═════ RECORD EXCERPTS

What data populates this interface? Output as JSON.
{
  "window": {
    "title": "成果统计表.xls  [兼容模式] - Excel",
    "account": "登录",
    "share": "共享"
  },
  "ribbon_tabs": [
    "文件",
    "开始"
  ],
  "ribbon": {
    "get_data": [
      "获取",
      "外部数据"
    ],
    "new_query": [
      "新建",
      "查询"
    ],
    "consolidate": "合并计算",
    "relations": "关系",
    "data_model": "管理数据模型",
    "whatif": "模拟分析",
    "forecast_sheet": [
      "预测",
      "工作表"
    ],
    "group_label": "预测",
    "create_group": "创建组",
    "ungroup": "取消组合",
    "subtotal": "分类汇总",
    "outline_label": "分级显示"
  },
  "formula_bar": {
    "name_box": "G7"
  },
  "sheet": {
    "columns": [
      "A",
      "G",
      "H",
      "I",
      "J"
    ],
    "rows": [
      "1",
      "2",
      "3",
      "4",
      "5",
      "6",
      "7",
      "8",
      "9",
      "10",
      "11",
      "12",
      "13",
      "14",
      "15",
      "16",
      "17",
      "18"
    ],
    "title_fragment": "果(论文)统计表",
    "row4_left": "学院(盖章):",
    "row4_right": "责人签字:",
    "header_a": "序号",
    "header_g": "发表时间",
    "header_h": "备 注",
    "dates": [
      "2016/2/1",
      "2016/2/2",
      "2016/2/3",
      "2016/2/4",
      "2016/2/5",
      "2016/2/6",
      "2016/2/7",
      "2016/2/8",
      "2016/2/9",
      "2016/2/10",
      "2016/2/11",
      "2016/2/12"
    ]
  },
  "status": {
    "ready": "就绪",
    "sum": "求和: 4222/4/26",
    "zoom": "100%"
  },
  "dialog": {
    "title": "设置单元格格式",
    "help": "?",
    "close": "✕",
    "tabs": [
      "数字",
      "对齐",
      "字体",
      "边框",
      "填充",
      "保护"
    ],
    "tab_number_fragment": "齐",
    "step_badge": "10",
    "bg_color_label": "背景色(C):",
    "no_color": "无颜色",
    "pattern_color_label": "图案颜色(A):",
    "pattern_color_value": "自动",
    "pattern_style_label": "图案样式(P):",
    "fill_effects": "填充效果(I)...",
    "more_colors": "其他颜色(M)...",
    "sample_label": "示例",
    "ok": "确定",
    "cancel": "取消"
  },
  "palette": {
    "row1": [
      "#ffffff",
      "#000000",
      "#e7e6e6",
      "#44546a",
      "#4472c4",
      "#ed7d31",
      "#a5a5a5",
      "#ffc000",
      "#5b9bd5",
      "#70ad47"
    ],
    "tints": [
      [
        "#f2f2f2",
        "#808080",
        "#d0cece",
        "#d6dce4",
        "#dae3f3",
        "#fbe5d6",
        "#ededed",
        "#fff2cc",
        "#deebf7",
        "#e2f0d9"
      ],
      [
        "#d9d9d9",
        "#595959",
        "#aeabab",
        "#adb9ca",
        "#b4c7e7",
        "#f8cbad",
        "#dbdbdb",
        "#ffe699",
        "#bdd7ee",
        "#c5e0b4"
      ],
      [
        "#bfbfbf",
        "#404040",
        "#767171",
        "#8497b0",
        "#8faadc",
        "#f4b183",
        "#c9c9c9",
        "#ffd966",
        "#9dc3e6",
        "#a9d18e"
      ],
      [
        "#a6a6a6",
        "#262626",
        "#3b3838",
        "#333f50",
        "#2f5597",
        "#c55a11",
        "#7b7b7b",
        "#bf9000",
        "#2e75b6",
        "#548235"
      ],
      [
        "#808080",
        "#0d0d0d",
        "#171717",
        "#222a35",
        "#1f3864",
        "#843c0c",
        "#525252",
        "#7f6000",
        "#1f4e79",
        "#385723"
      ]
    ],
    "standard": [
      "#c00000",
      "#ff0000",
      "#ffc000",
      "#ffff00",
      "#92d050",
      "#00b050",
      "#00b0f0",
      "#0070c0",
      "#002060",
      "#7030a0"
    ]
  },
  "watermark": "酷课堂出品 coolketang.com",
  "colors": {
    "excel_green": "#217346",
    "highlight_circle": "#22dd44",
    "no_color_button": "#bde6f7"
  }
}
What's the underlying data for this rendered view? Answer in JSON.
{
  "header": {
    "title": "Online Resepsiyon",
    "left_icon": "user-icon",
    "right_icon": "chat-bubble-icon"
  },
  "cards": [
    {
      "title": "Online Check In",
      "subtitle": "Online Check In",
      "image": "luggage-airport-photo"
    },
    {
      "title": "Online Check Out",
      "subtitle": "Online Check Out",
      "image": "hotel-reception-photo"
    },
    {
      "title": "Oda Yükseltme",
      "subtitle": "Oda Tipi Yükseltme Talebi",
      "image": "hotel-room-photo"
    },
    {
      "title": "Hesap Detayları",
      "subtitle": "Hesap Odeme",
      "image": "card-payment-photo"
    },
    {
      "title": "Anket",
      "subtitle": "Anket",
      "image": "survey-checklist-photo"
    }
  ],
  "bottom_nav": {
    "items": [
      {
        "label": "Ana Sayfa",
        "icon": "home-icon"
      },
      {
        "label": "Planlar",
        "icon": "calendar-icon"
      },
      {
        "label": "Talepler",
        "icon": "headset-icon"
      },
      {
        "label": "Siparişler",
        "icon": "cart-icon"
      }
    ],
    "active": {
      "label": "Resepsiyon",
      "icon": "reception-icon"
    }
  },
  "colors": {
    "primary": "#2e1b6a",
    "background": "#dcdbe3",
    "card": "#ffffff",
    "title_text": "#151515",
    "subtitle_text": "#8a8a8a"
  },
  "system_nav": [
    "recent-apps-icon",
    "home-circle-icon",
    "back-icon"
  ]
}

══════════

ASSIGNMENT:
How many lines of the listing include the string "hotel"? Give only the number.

RESPONSE:
2